Operating rooms in public hospitals going unused while health care privatized

prescription pad with stethoscope and large amount of canadian one hundred dollar bills, medical/financial concept.

February 26 2024

A report from the Ontario Health Coalition shows that operating rooms in public hospitals are going unused because of underfunding. Yet, at the same time, the provincial government is spending more and more on for-profit clinics. The report Robbing the public to build the private: The Ford government’s hospital privatization scheme found that in every part of the province there were operating rooms that were being underutilized or were not being used at all.

Public hospital funding cut in real terms

Funding for public hospitals has not kept pace with inflation. Between 2022/23 and 2023/24, funding for public hospitals increased by only 0.5%. This means that, in real terms, funding for public hospitals was being cut.

As a result of this cut, public hospitals didn’t have the funds to make full use of their facilities. Between January and November of 2023, there were over a 1,000 instances of vital services being closed in Ontario, including 868 temporary or permanent emergency department closures.

Provincial government spending on for-profit clinics and for-profit hospitals more than doubled

While public hospitals were facing cuts to funding in real terms, the provincial government more than doubled what it spent on for-profit facilities. As the report shows, spending on private clinics increased by 212.0%, while spending on private hospitals increased by 278.2%.

For-profit clinics increase the cost of health care

The use of for-profit clinics doesn’t just threaten to create a 2-tier health care system, it also costs more.

As has been reported in the past, the fee per surgery that the provincial government pays to private for-profit facilities is more than double what public hospitals receive. This means that using private for-profit facilities is pushing up the cost of health care.

There are also reports of private for-profit facilities charging patients user fees on top of the money they receive from the provincial government, in contravention of the Canada Health Act.

Fixing the problem means making sure health care funds go to the public system

While underfunding of health care is a problem, privatization is only making things worse.

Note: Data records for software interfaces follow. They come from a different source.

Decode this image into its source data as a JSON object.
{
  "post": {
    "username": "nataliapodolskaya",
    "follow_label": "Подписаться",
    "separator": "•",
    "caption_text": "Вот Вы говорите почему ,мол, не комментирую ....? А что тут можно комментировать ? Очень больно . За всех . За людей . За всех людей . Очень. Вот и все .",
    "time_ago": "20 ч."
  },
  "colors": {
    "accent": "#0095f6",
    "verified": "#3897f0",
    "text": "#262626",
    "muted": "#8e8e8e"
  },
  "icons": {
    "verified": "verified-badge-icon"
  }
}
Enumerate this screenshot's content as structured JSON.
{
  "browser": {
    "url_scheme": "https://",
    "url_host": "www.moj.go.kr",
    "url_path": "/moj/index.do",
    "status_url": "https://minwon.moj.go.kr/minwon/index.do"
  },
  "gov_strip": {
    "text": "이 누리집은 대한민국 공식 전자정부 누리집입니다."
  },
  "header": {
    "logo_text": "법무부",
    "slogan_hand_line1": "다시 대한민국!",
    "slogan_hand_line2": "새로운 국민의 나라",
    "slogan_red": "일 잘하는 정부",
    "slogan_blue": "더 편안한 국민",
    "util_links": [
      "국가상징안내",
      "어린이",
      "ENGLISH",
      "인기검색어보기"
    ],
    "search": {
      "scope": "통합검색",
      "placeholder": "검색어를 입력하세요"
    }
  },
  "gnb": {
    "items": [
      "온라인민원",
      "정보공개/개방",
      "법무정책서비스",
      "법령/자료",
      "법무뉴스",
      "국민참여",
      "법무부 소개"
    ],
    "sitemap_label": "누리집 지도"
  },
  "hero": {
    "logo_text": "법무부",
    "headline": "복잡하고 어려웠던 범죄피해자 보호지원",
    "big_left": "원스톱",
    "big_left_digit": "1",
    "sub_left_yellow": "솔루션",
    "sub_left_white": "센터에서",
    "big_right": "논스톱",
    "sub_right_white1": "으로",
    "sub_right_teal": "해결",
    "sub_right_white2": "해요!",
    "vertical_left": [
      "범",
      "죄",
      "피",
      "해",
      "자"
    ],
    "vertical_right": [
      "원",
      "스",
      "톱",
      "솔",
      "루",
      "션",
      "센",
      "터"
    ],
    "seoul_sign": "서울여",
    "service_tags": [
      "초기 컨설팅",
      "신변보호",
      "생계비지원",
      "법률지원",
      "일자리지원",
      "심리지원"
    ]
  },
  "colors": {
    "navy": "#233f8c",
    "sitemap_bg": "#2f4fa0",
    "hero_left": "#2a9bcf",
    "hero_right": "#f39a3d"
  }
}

One step governments at all levels can take is to make sure health care funds go to improve the public system and are not squandered on privatization schemes that line the pockets of a few privatization profiteers.